# Task directions
Your answer should be a number only: the count of lines in the following entries that contain "görüntülenen".

# Material to process
--*--

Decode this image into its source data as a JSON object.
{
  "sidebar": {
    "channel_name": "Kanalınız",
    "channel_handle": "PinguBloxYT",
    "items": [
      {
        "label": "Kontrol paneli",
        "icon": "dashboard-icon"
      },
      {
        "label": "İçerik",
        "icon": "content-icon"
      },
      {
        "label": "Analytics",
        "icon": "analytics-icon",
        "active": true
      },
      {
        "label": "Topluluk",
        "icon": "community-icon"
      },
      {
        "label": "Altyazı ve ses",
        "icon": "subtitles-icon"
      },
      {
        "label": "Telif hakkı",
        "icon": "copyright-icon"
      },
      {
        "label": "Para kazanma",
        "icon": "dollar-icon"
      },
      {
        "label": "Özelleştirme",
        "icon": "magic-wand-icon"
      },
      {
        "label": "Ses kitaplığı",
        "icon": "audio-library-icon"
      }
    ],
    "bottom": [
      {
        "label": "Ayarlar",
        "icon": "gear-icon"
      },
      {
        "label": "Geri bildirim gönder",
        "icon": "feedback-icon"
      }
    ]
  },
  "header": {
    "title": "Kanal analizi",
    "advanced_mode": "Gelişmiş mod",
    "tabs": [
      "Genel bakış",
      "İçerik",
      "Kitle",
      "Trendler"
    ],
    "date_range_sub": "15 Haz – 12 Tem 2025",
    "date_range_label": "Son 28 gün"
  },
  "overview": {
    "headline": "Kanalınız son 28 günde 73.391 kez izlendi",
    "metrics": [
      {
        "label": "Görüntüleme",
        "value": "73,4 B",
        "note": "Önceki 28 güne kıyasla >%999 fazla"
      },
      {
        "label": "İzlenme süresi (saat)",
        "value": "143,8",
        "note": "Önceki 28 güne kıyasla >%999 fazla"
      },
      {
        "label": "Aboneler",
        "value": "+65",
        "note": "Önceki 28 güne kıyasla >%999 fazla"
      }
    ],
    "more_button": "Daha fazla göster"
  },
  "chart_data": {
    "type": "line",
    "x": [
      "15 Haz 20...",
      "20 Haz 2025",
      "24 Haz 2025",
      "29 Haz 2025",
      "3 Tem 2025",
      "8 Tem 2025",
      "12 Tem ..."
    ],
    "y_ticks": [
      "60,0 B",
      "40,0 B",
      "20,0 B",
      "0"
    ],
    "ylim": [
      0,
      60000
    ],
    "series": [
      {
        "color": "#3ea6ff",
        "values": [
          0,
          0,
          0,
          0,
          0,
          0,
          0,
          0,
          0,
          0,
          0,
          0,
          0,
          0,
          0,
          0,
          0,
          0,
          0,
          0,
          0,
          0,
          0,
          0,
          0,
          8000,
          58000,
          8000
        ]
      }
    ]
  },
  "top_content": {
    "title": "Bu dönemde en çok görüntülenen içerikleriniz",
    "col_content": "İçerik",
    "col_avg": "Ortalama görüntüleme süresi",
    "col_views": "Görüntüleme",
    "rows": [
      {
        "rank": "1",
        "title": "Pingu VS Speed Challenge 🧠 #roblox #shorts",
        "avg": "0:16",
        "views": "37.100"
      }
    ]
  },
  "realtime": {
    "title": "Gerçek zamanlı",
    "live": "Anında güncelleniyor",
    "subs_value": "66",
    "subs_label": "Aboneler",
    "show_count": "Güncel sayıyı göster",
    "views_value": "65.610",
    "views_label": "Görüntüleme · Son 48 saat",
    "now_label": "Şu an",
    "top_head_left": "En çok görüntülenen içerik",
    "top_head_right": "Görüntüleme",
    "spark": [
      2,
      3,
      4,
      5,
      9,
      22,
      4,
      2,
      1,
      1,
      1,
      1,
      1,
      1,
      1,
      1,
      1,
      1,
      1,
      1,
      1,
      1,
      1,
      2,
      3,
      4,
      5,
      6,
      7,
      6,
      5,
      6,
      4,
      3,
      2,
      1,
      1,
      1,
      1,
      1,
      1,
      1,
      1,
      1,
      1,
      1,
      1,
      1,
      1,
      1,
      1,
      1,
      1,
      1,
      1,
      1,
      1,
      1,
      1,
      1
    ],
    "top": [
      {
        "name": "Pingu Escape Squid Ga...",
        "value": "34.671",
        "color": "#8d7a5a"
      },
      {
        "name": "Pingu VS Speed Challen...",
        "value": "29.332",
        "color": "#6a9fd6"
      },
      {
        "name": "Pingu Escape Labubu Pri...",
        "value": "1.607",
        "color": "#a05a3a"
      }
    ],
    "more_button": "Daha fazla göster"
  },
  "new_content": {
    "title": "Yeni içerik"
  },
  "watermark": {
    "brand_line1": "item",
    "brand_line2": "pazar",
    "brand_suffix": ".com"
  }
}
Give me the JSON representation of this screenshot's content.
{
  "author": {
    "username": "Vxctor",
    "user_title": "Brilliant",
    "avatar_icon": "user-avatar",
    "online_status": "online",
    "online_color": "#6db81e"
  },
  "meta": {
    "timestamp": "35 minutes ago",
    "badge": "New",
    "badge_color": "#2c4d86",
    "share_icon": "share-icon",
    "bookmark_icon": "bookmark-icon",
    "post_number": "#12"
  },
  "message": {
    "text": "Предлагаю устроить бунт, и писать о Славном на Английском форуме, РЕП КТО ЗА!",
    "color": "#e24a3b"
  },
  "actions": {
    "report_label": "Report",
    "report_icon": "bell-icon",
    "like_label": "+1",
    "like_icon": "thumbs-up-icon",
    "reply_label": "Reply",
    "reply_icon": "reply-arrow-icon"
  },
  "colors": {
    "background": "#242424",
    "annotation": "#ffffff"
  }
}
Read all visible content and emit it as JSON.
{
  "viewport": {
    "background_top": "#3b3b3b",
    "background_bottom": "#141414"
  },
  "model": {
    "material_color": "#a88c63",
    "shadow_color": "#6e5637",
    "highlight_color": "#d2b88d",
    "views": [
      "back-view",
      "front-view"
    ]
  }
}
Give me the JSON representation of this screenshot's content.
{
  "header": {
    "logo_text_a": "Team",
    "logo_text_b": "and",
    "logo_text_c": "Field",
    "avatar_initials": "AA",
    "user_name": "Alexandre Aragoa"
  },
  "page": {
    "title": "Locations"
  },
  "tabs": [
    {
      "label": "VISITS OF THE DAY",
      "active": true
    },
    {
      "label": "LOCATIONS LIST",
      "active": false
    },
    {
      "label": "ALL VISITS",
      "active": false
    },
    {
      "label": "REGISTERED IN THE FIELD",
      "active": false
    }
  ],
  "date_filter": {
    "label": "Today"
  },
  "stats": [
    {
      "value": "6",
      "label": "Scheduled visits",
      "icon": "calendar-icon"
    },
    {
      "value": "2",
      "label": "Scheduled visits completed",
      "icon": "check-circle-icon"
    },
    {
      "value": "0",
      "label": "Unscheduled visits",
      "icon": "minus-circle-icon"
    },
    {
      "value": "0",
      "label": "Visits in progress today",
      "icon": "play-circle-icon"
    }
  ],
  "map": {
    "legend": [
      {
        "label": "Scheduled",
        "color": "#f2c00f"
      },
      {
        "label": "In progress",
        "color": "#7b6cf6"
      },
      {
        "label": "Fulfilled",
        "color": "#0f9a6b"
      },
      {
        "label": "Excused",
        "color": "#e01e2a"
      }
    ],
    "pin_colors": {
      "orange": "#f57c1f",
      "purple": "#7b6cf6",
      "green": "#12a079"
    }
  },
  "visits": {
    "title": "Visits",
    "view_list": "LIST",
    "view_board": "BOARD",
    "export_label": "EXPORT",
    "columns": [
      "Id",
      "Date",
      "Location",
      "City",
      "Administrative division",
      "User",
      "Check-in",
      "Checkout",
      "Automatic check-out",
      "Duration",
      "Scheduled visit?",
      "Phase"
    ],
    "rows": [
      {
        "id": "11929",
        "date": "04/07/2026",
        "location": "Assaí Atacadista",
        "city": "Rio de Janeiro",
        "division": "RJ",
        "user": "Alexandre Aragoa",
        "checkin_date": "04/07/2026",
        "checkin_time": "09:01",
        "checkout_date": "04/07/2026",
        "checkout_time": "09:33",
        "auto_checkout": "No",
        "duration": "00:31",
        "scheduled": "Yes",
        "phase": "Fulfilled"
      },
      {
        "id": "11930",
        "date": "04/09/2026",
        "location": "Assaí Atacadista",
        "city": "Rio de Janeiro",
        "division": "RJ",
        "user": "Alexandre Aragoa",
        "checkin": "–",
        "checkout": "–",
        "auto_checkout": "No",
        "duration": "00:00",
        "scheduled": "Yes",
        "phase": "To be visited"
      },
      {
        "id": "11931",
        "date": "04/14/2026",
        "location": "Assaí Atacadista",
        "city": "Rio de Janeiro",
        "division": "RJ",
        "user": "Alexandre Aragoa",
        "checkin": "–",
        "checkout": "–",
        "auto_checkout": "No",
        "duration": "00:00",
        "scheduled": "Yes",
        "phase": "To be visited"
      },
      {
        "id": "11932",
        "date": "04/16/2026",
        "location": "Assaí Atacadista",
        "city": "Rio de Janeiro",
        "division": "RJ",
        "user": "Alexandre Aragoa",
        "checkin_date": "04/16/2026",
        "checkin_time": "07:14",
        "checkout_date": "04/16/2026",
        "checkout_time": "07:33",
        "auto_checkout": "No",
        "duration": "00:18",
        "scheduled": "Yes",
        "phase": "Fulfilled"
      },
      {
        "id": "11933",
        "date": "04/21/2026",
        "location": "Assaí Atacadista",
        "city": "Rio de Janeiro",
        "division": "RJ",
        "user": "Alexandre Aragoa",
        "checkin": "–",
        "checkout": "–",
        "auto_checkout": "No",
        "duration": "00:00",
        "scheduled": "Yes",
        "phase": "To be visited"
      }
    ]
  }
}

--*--

# Reply to the exercise
2